Fourteen graduate students recently completed the UT School of Architecture’s first ever Transportation Quest, a day-long field trip that brought students into direct conversation with transportation leaders in many of the organizations central to keeping people and goods moving in Austin and the Texas Triangle megaregion.
The tour was part of Urban Transportation Planning and Policy, a graduate course designed by Community & Regional Planning Assistant Professor Gian-Claudia Sciara intended to prepare students from across disciplines to become fluent with the fundamental transportation planning and policy challenges in today’s complex metro regions. Funding for field trip was provided through an educational enhancement grant from UTSOA’s center for Cooperative Mobility and Competitive Megaregions, which aims to advance research, education, and technology transfer initiatives to improve the mobility of people and goods in urban and rural communities of megaregions.
For these eager observers of urban transport, the day started at 7:00AM at Littlefield Fountain. Travelling by charter bus, the group’s first stop was the joint offices of the Capital Area Metropolitan Planning Organization (CAMPO), responsible for regional transportation plans and investments across six counties, and the Central Texas Regional Mobility Authority (CTRMA), the public agency responsible for a system of toll roads across Williamson and Travis counties, including the MoPac Express Lane. The group talked with the agencies’ executives, engineers, financial officers, and external affairs liaisons about the tough political and funding choices they face in addressing transportation needs in the diverse region comprised of Bastrop, Burnet, Caldwell, Hays, Travis, and Williamson Counties. According to graduate student Madison Andrews, the discussion expanded her view of transportation problems beyond Central Austin, causing her “to examine how the needs of people only one county away can be vastly different.”
By mid-morning the group was on the road to Austin Bergstrom International Airport (AUS), using CTRMA’s 183 South facility and accompanied by CTRMA Director of Engineering Justin Word. Along the way, Word pointed out key design features and challenges of the toll road project and spoke candidly about the difficulty of anticipating future travel needs given rapidly evolving technologies and preferences.
At AUS, Planning and Development Supervisor Jennifer Williams showed the group how one of the fastest growing U.S. airports is responding to unprecedented passenger volumes. Students toured the cutting-edge terminal expansion, which features ultra-accessible restrooms, an outdoor terrace, and extensive public art. They also donned hard hats and cleared security for a behind-the-scenes look at the labyrinthine baggage screening operation – a “once in a lifetime experience,” according to Community and Regional Planning student Sim Serhan.

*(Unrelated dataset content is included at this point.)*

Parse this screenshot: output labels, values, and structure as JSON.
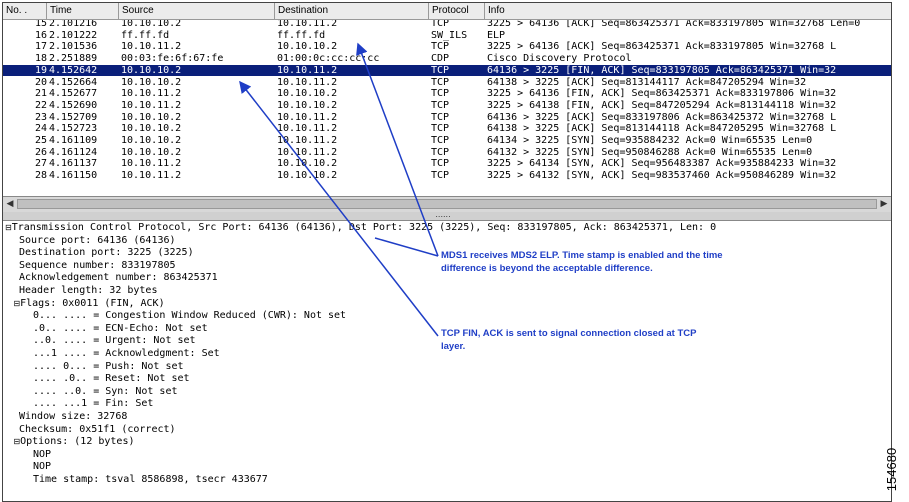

Next, the class headed to Amazon’s 855,000 square-foot SAT2 Fulfillment Center in San Marcos, ground zero for understanding how ecommerce, precision robotics, and just-in-time logistics are generating an entirely new of set of transportation demands in the region. Students talked with tour leader Trinidad Cisneros about the firm’s efforts to address carbon impacts, from in- and outbound freight truck operations, to last-mile neighborhood delivery, to energy for powering its fulfillment, sorting, and distribution centers.
Before heading back to the 40 Acres, the group made a final stop at the SH 130 Concession Company, the private firm that operates the publicly-owned toll road called “the fastest route from Austin to San Antonio.” Students learned how public-private partnerships contribute to infrastructure provision and how sound traffic and revenue forecasts can make or break their success.
Architecture student Kevin Choi called Transportation Quest “a tremendous eye-opener…into how macro-scale and regional transportation planning works and into the myriad challenges…that make it extremely difficult to achieve intended mobility goals.” Even so, after a full day, the eyes of more than a few students were shut as the sun dimmed and the bus rolled into the curb at Littlefield Fountain.